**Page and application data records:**
....

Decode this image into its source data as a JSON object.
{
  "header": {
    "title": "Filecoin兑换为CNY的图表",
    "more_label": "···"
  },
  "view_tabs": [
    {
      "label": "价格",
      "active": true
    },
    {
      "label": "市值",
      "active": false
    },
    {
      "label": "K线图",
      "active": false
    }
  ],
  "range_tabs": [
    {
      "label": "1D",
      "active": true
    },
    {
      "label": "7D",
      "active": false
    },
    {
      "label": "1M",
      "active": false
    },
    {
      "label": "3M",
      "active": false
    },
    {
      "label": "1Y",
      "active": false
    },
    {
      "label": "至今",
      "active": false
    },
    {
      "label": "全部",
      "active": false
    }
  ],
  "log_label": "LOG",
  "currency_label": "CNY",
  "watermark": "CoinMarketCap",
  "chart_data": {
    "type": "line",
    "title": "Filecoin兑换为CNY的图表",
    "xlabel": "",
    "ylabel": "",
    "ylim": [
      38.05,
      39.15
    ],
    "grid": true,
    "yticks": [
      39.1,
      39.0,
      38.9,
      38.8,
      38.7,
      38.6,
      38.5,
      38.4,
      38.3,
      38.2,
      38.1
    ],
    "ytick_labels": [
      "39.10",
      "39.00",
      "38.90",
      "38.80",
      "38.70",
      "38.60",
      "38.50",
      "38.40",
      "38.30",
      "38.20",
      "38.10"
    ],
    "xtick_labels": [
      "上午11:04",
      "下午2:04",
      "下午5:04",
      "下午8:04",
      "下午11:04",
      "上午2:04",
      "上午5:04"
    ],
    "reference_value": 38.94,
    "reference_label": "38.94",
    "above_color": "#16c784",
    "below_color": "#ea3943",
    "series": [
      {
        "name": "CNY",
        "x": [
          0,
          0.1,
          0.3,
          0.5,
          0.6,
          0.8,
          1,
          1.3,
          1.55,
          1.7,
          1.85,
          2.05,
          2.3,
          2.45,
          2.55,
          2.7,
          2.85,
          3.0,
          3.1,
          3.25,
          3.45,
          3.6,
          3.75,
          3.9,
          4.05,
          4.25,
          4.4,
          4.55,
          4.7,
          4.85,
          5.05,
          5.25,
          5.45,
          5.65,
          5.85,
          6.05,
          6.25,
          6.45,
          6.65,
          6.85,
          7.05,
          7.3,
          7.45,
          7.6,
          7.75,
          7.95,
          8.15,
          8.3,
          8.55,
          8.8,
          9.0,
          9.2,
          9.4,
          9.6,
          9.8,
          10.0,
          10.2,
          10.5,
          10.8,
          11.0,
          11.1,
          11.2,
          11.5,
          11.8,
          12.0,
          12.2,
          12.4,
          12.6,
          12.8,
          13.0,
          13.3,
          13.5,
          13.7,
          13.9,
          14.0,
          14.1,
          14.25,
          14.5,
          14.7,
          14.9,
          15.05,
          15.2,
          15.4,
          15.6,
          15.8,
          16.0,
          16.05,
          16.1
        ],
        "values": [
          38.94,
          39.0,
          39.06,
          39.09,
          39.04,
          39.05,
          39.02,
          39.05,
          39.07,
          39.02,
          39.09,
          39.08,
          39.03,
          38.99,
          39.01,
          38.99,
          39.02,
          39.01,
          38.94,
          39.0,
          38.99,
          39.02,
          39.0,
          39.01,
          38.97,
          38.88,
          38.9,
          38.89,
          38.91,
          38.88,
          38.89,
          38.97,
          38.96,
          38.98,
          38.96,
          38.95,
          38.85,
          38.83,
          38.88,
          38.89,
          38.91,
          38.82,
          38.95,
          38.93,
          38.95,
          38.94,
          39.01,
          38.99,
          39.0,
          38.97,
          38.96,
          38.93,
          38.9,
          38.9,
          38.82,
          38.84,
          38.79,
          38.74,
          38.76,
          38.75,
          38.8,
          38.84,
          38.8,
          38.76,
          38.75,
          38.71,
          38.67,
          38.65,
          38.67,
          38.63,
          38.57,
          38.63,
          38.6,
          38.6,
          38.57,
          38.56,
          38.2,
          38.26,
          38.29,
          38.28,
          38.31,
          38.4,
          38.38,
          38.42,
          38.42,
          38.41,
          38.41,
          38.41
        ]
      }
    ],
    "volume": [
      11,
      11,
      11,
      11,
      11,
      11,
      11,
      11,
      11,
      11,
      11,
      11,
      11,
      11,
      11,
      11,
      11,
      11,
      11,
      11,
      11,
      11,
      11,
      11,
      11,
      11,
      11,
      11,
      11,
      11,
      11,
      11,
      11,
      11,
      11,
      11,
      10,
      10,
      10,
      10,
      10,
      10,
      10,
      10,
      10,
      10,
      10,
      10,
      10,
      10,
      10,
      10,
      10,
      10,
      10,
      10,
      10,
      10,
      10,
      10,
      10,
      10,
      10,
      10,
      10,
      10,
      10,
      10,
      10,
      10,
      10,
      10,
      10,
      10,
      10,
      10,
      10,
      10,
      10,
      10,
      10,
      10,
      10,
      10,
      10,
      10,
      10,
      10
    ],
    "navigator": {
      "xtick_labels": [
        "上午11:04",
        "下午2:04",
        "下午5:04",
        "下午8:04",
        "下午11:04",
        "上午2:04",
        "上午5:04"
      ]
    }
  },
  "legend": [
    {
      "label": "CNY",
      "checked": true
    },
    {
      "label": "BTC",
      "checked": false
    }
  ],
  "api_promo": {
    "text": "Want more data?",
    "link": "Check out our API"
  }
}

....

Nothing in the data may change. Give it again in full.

Decode this image into its source data as a JSON object.
{
  "header": {
    "title": "Filecoin兑换为CNY的图表",
    "more_label": "···"
  },
  "view_tabs": [
    {
      "label": "价格",
      "active": true
    },
    {
      "label": "市值",
      "active": false
    },
    {
      "label": "K线图",
      "active": false
    }
  ],
  "range_tabs": [
    {
      "label": "1D",
      "active": true
    },
    {
      "label": "7D",
      "active": false
    },
    {
      "label": "1M",
      "active": false
    },
    {
      "label": "3M",
      "active": false
    },
    {
      "label": "1Y",
      "active": false
    },
    {
      "label": "至今",
      "active": false
    },
    {
      "label": "全部",
      "active": false
    }
  ],
  "log_label": "LOG",
  "currency_label": "CNY",
  "watermark": "CoinMarketCap",
  "chart_data": {
    "type": "line",
    "title": "Filecoin兑换为CNY的图表",
    "xlabel": "",
    "ylabel": "",
    "ylim": [
      38.05,
      39.15
    ],
    "grid": true,
    "yticks": [
      39.1,
      39.0,
      38.9,
      38.8,
      38.7,
      38.6,
      38.5,
      38.4,
      38.3,
      38.2,
      38.1
    ],
    "ytick_labels": [
      "39.10",
      "39.00",
      "38.90",
      "38.80",
      "38.70",
      "38.60",
      "38.50",
      "38.40",
      "38.30",
      "38.20",
      "38.10"
    ],
    "xtick_labels": [
      "上午11:04",
      "下午2:04",
      "下午5:04",
      "下午8:04",
      "下午11:04",
      "上午2:04",
      "上午5:04"
    ],
    "reference_value": 38.94,
    "reference_label": "38.94",
    "above_color": "#16c784",
    "below_color": "#ea3943",
    "series": [
      {
        "name": "CNY",
        "x": [
          0,
          0.1,
          0.3,
          0.5,
          0.6,
          0.8,
          1,
          1.3,
          1.55,
          1.7,
          1.85,
          2.05,
          2.3,
          2.45,
          2.55,
          2.7,
          2.85,
          3.0,
          3.1,
          3.25,
          3.45,
          3.6,
          3.75,
          3.9,
          4.05,
          4.25,
          4.4,
          4.55,
          4.7,
          4.85,
          5.05,
          5.25,
          5.45,
          5.65,
          5.85,
          6.05,
          6.25,
          6.45,
          6.65,
          6.85,
          7.05,
          7.3,
          7.45,
          7.6,
          7.75,
          7.95,
          8.15,
          8.3,
          8.55,
          8.8,
          9.0,
          9.2,
          9.4,
          9.6,
          9.8,
          10.0,
          10.2,
          10.5,
          10.8,
          11.0,
          11.1,
          11.2,
          11.5,
          11.8,
          12.0,
          12.2,
          12.4,
          12.6,
          12.8,
          13.0,
          13.3,
          13.5,
          13.7,
          13.9,
          14.0,
          14.1,
          14.25,
          14.5,
          14.7,
          14.9,
          15.05,
          15.2,
          15.4,
          15.6,
          15.8,
          16.0,
          16.05,
          16.1
        ],
        "values": [
          38.94,
          39.0,
          39.06,
          39.09,
          39.04,
          39.05,
          39.02,
          39.05,
          39.07,
          39.02,
          39.09,
          39.08,
          39.03,
          38.99,
          39.01,
          38.99,
          39.02,
          39.01,
          38.94,
          39.0,
          38.99,
          39.02,
          39.0,
          39.01,
          38.97,
          38.88,
          38.9,
          38.89,
          38.91,
          38.88,
          38.89,
          38.97,
          38.96,
          38.98,
          38.96,
          38.95,
          38.85,
          38.83,
          38.88,
          38.89,
          38.91,
          38.82,
          38.95,
          38.93,
          38.95,
          38.94,
          39.01,
          38.99,
          39.0,
          38.97,
          38.96,
          38.93,
          38.9,
          38.9,
          38.82,
          38.84,
          38.79,
          38.74,
          38.76,
          38.75,
          38.8,
          38.84,
          38.8,
          38.76,
          38.75,
          38.71,
          38.67,
          38.65,
          38.67,
          38.63,
          38.57,
          38.63,
          38.6,
          38.6,
          38.57,
          38.56,
          38.2,
          38.26,
          38.29,
          38.28,
          38.31,
          38.4,
          38.38,
          38.42,
          38.42,
          38.41,
          38.41,
          38.41
        ]
      }
    ],
    "volume": [
      11,
      11,
      11,
      11,
      11,
      11,
      11,
      11,
      11,
      11,
      11,
      11,
      11,
      11,
      11,
      11,
      11,
      11,
      11,
      11,
      11,
      11,
      11,
      11,
      11,
      11,
      11,
      11,
      11,
      11,
      11,
      11,
      11,
      11,
      11,
      11,
      10,
      10,
      10,
      10,
      10,
      10,
      10,
      10,
      10,
      10,
      10,
      10,
      10,
      10,
      10,
      10,
      10,
      10,
      10,
      10,
      10,
      10,
      10,
      10,
      10,
      10,
      10,
      10,
      10,
      10,
      10,
      10,
      10,
      10,
      10,
      10,
      10,
      10,
      10,
      10,
      10,
      10,
      10,
      10,
      10,
      10,
      10,
      10,
      10,
      10,
      10,
      10
    ],
    "navigator": {
      "xtick_labels": [
        "上午11:04",
        "下午2:04",
        "下午5:04",
        "下午8:04",
        "下午11:04",
        "上午2:04",
        "上午5:04"
      ]
    }
  },
  "legend": [
    {
      "label": "CNY",
      "checked": true
    },
    {
      "label": "BTC",
      "checked": false
    }
  ],
  "api_promo": {
    "text": "Want more data?",
    "link": "Check out our API"
  }
}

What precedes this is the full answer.